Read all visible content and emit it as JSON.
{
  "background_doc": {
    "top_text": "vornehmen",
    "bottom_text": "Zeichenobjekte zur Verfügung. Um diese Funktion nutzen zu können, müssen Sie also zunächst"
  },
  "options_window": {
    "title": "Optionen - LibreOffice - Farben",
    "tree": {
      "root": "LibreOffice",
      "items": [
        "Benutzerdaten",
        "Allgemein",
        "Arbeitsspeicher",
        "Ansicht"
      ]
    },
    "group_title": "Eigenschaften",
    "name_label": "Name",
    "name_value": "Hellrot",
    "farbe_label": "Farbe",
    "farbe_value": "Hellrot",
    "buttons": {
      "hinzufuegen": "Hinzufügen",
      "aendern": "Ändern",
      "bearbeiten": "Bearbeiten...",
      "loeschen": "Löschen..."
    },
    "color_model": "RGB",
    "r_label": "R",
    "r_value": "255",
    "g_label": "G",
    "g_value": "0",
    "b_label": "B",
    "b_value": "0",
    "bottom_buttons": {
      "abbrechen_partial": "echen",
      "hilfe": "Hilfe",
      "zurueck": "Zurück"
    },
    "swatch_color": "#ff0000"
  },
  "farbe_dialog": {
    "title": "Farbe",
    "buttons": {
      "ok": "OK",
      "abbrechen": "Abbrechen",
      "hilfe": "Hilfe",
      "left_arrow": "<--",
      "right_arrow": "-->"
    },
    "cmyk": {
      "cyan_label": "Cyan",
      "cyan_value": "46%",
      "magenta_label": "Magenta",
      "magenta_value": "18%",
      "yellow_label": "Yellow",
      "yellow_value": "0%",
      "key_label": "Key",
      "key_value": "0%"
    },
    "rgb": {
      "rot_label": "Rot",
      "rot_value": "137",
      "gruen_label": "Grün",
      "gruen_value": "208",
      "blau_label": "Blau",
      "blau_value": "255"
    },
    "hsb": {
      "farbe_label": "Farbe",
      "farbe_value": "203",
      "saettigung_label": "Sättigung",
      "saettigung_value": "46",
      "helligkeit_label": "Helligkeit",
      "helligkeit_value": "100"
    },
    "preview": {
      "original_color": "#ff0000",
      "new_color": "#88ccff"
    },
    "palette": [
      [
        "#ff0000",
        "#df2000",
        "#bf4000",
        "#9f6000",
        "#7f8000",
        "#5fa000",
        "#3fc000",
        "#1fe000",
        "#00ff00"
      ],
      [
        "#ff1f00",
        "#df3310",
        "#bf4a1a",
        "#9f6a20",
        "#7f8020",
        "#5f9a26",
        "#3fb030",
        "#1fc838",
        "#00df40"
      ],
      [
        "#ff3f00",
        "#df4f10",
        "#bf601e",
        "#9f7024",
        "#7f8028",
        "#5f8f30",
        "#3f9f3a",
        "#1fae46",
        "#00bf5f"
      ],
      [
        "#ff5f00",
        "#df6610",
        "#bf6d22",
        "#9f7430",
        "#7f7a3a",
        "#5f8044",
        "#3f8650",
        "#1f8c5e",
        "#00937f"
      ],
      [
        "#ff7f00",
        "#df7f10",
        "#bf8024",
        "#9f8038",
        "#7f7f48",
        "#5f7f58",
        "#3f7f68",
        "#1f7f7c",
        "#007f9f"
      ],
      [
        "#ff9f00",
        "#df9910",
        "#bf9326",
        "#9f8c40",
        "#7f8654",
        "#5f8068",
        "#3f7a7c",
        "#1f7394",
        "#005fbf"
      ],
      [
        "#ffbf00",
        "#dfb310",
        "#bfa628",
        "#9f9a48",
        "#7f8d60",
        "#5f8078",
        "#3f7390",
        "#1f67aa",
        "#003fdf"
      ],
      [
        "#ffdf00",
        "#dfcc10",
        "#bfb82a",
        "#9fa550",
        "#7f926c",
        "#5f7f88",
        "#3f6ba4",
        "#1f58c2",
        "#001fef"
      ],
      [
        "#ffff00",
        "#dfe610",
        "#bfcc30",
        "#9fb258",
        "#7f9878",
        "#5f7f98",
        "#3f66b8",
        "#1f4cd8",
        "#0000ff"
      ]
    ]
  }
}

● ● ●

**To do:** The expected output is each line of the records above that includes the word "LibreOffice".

**Solution below:**
    "title": "Optionen - LibreOffice - Farben",
      "root": "LibreOffice",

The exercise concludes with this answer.